* Work required *
A word-for-word copy of the data, with no images, is the required answer.

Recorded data
★ ★ ★ ★ ★ ★ ★

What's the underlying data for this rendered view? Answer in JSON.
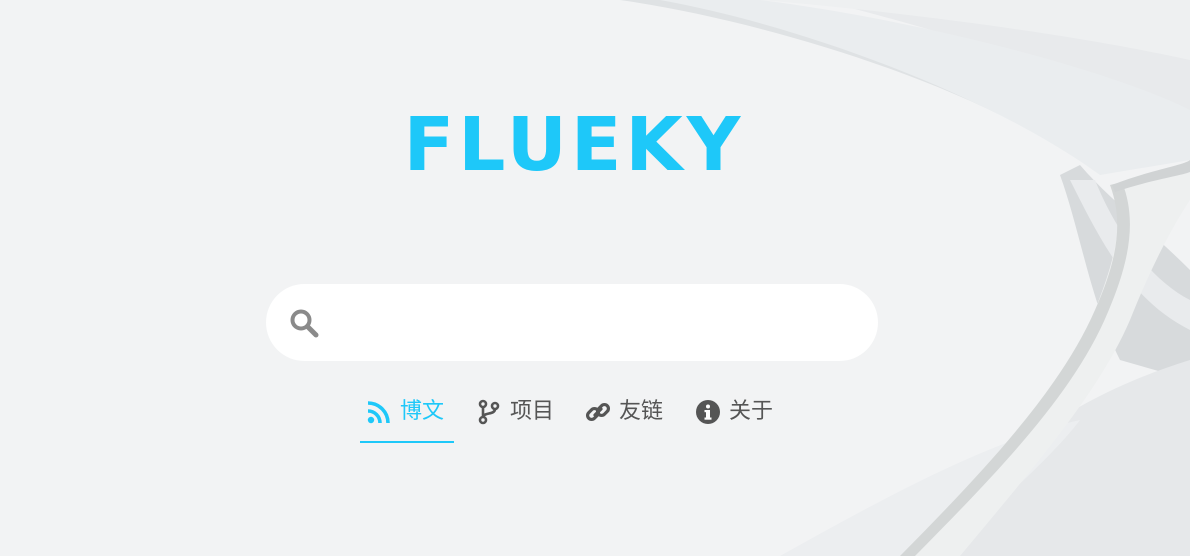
{
  "brand": {
    "title": "FLUEKY",
    "color": "#1ec8f9"
  },
  "search": {
    "value": "",
    "placeholder": "",
    "icon": "search-icon"
  },
  "nav": {
    "accent": "#1ec8f9",
    "text_color": "#555555",
    "items": [
      {
        "label": "博文",
        "icon": "rss-icon",
        "active": true
      },
      {
        "label": "项目",
        "icon": "code-branch-icon",
        "active": false
      },
      {
        "label": "友链",
        "icon": "link-icon",
        "active": false
      },
      {
        "label": "关于",
        "icon": "info-circle-icon",
        "active": false
      }
    ]
  }
}
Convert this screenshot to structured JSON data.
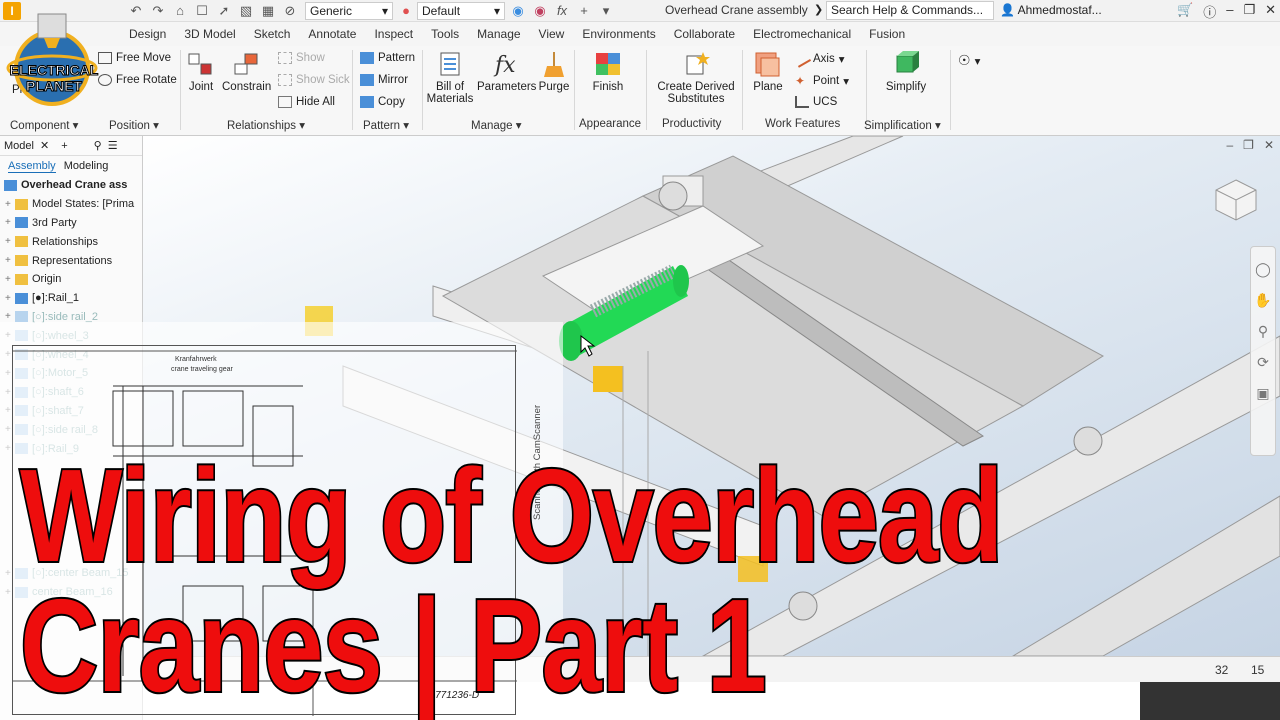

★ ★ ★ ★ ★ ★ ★

* Solution for this task *
What's the underlying data for this rendered view? Answer in JSON.
{
  "brand": {
    "title": "FLUEKY",
    "color": "#1ec8f9"
  },
  "search": {
    "value": "",
    "placeholder": "",
    "icon": "search-icon"
  },
  "nav": {
    "accent": "#1ec8f9",
    "text_color": "#555555",
    "items": [
      {
        "label": "博文",
        "icon": "rss-icon",
        "active": true
      },
      {
        "label": "项目",
        "icon": "code-branch-icon",
        "active": false
      },
      {
        "label": "友链",
        "icon": "link-icon",
        "active": false
      },
      {
        "label": "关于",
        "icon": "info-circle-icon",
        "active": false
      }
    ]
  }
}
Convert this screenshot to structured JSON data.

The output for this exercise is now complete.